### WORK REQUEST
Go through the lines below and copy any that hold the string "audio".

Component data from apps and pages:
= = = =

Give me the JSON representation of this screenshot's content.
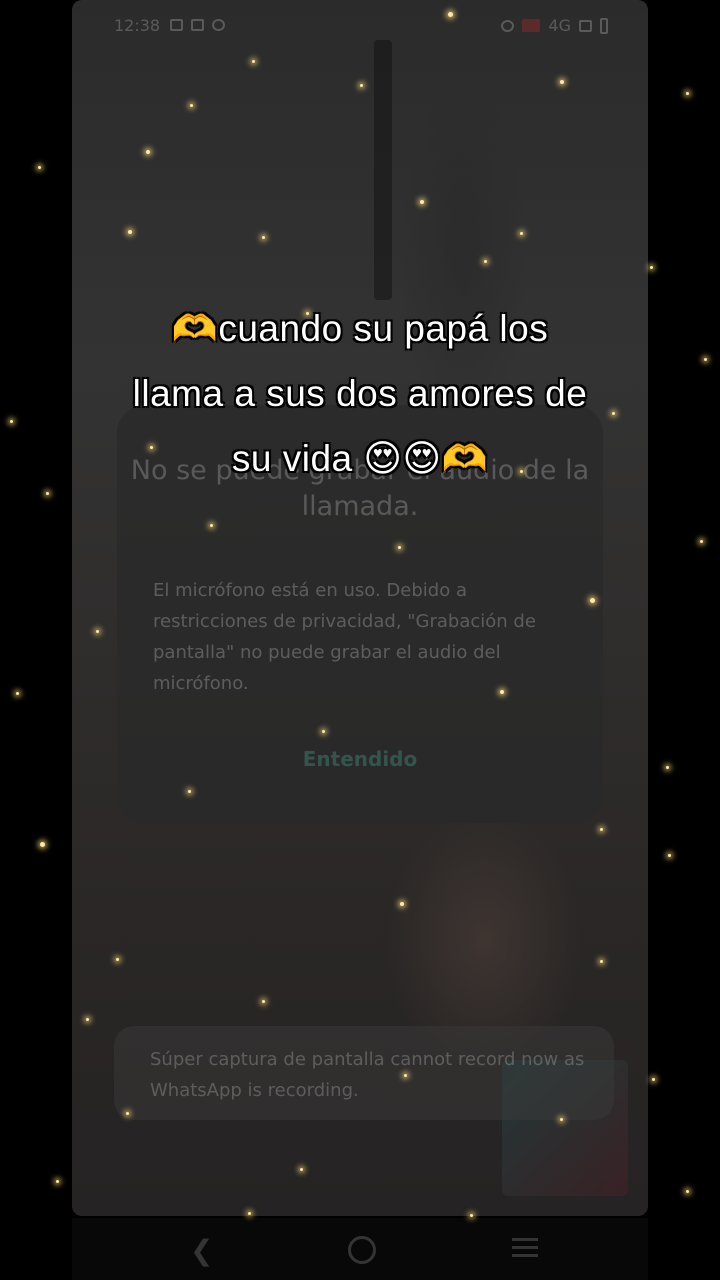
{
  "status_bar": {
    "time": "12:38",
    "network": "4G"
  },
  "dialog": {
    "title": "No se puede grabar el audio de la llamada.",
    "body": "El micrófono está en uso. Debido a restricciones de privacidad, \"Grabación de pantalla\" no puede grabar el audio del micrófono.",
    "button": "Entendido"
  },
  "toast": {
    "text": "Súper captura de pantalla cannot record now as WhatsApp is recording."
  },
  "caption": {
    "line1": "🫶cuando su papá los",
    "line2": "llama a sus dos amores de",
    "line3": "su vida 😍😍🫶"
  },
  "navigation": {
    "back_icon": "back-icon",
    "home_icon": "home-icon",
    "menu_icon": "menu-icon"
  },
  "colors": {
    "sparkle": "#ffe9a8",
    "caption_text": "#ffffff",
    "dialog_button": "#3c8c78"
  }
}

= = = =

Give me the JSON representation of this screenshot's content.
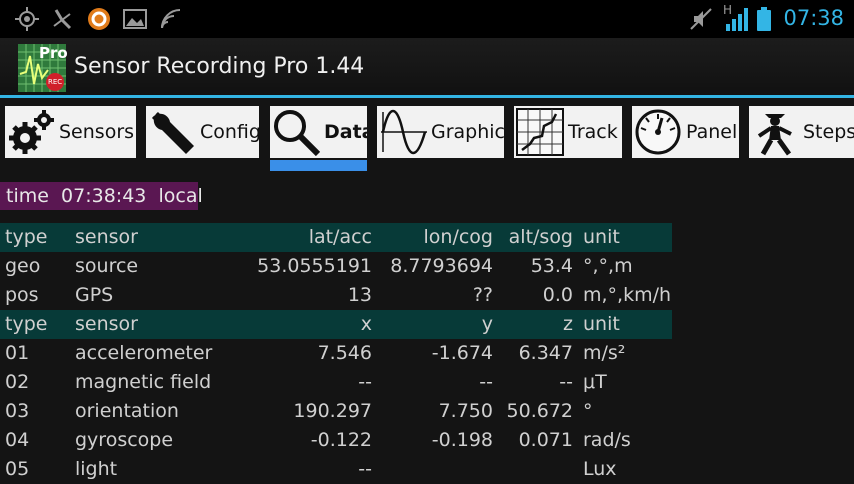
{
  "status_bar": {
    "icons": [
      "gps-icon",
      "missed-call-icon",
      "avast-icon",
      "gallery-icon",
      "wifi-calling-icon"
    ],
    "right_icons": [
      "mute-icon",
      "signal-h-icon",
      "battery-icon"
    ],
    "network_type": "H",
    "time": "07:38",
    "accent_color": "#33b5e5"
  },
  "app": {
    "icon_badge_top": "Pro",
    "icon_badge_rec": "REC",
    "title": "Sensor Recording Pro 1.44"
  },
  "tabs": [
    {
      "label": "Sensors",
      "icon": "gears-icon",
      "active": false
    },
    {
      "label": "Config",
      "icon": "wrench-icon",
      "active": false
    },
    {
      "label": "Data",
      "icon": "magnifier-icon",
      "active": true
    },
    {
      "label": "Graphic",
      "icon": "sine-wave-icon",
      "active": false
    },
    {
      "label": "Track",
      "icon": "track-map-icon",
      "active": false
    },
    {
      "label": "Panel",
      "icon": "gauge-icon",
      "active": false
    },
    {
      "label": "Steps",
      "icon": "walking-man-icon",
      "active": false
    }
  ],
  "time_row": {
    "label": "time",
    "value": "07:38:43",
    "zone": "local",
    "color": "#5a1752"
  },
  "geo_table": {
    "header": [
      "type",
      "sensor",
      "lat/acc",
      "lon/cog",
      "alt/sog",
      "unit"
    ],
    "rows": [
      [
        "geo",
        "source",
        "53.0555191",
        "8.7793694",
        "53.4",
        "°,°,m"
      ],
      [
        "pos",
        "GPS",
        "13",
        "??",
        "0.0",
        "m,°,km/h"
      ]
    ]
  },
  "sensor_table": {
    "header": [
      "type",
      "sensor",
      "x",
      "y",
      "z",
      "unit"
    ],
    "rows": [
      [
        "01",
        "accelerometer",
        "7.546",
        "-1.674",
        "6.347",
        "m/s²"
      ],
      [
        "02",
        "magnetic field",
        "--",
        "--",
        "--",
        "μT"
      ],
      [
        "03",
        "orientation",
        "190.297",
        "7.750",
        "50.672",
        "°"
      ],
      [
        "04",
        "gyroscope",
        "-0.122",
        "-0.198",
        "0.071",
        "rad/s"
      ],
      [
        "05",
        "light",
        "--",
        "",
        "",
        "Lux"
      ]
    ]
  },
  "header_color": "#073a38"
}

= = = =

### TASK RESULT
    "title": "No se puede grabar el audio de la llamada.",
    "body": "El micrófono está en uso. Debido a restricciones de privacidad, \"Grabación de pantalla\" no puede grabar el audio del micrófono.",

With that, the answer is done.